  • If your research focuses on a region of the United States, use individual state names as well as collective terms like Southern States or Middle West (not Midwest!) 
  • Use historical as well as modern names:  French West Africa, Indochina, Ottoman Empire, Prussia, Soviet Union

Terms for Time Periods
It can be difficult to limit your search by historical time periods because there is so much unpredictable variety of keywords.  Some books have keywords by century (e.g., 19th century).  Some may list a historical era, such as the Gilded Age.  Many have specific date ranges like 1865-1918, but these ranges vary too much from one book to another to be very helpful for searching.  And many books simply have the vague heading of “history.”  There's no magic solution to this problem; you just have to do the best you can!

Terms for primary sources:
addresses, correspondence, diaries, early works, interviews, letters, memoirs, personal narratives, sources
The phrase "personal narratives" is especially helpful for finding diaries and letters related to war.

 

Troubleshooting

In an ideal world, every book that you identify as important to your research will be readily available when you need it.  In reality, you are almost certain to encounter difficulties at from time to time.  Here are some common problems with suggested solutions

What if...?

The book you need is already checked out to someone else?

  • You can recall it.  As soon as the other borrower has had the book for two weeks, the library will notify that individual to return it as soon as possible, and then the book will be held for you.  Fines for not returning recalled books are high, so most people do return them promptly!
  • You can borrow the book from another University System of Georgia library through GIL Express.  Sometimes this is quicker than recalling it.

The book you need isn't checked out to anyone else, but it's not on the shelf either?

  • Check the sorting shelves located near the elevator on each floor.
  • If you still can't find the book, you can request a search for it.
  • Or you can borrow it from another University System of Georgia library through GIL Express.  Sometimes this is the quicker option.

You need a book shelved at the Libraries' Repository?

  • The Repository is a storage facility located off campus.  You can request to have books brought back from it so that you can check them out.  This typically takes 24 hours, not including weekends.

You need a book, but you don't have time to go find it on the shelf?

  • You can use the book retrieval service and pick up the book at the check-out desk of the campus library of your choice.

The UGA Libraries don't own the book you need?

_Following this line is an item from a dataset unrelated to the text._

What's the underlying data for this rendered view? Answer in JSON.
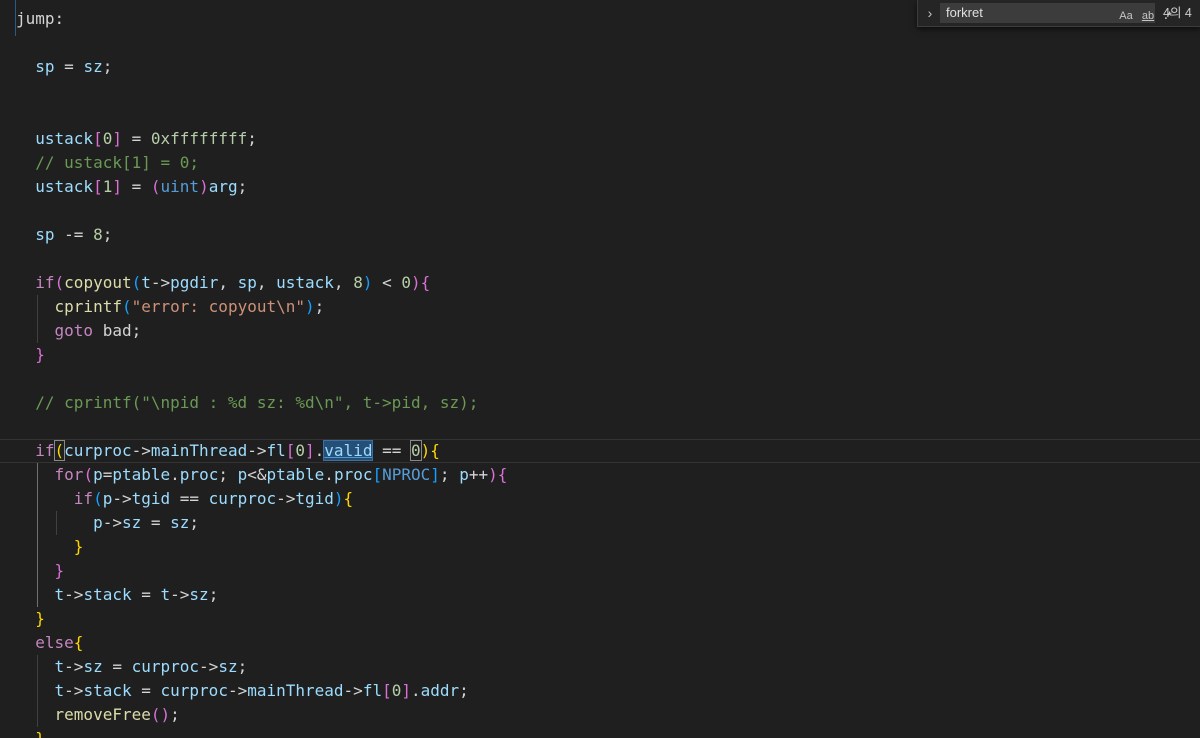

  • You can borrow it from another University System of Georgia library through GIL Express.
  • If no library in the USG has the book, you can borrow it from a library elsewhere through Interlibrary Loan.
  • You can request that the UGA Libraries purchase the book and add it to the collection.  This option depends on funding and availability of the book, but requests are filled whenever possible.

You can't remember when the books you checked out are due to be returned?

  • You can check your account online.  When your books are due, you can often renew them online as well.

This information is all about print books.  Doesn't the library have any ebooks?

  • Yes, the library has a growing collection of ebooks.  When you see the words "online access" in GILFind, that means you've found an ebook.
  • The library may have both an ebook and a print book for the same title, but each format will have its own catalog record, so be sure to scan your list of search results carefully to see which format(s) the library has.
  • You might think that any number of people can all use an ebook at the same time, and that you can download or print as much of an ebook as you need.  Unfortunately, publishers, not the UGA Libraries, determine settings for ebooks, and some allow only one user at a time and limit how many pages you can download or print.  If you are having trouble accessing the full text of an ebook, ask a librarian for help!